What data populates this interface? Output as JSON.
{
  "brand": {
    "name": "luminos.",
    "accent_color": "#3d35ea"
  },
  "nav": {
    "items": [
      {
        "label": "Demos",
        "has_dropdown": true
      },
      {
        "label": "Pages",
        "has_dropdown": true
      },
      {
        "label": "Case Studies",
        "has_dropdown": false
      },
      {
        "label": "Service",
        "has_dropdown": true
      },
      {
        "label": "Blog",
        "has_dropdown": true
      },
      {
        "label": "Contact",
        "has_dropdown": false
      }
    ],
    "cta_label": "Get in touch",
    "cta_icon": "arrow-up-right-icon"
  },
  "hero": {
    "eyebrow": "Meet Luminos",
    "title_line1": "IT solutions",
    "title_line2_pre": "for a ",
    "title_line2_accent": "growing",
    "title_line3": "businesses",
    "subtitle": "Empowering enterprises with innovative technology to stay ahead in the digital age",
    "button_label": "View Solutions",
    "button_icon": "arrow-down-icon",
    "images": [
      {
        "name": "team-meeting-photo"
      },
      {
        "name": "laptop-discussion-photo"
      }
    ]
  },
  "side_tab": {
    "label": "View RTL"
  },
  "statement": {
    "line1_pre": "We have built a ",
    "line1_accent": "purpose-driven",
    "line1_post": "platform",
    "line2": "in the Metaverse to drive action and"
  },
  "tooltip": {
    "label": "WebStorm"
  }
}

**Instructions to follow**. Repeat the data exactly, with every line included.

**Answer space**.
What data populates this interface? Output as JSON.
{
  "brand": {
    "name": "luminos.",
    "accent_color": "#3d35ea"
  },
  "nav": {
    "items": [
      {
        "label": "Demos",
        "has_dropdown": true
      },
      {
        "label": "Pages",
        "has_dropdown": true
      },
      {
        "label": "Case Studies",
        "has_dropdown": false
      },
      {
        "label": "Service",
        "has_dropdown": true
      },
      {
        "label": "Blog",
        "has_dropdown": true
      },
      {
        "label": "Contact",
        "has_dropdown": false
      }
    ],
    "cta_label": "Get in touch",
    "cta_icon": "arrow-up-right-icon"
  },
  "hero": {
    "eyebrow": "Meet Luminos",
    "title_line1": "IT solutions",
    "title_line2_pre": "for a ",
    "title_line2_accent": "growing",
    "title_line3": "businesses",
    "subtitle": "Empowering enterprises with innovative technology to stay ahead in the digital age",
    "button_label": "View Solutions",
    "button_icon": "arrow-down-icon",
    "images": [
      {
        "name": "team-meeting-photo"
      },
      {
        "name": "laptop-discussion-photo"
      }
    ]
  },
  "side_tab": {
    "label": "View RTL"
  },
  "statement": {
    "line1_pre": "We have built a ",
    "line1_accent": "purpose-driven",
    "line1_post": "platform",
    "line2": "in the Metaverse to drive action and"
  },
  "tooltip": {
    "label": "WebStorm"
  }
}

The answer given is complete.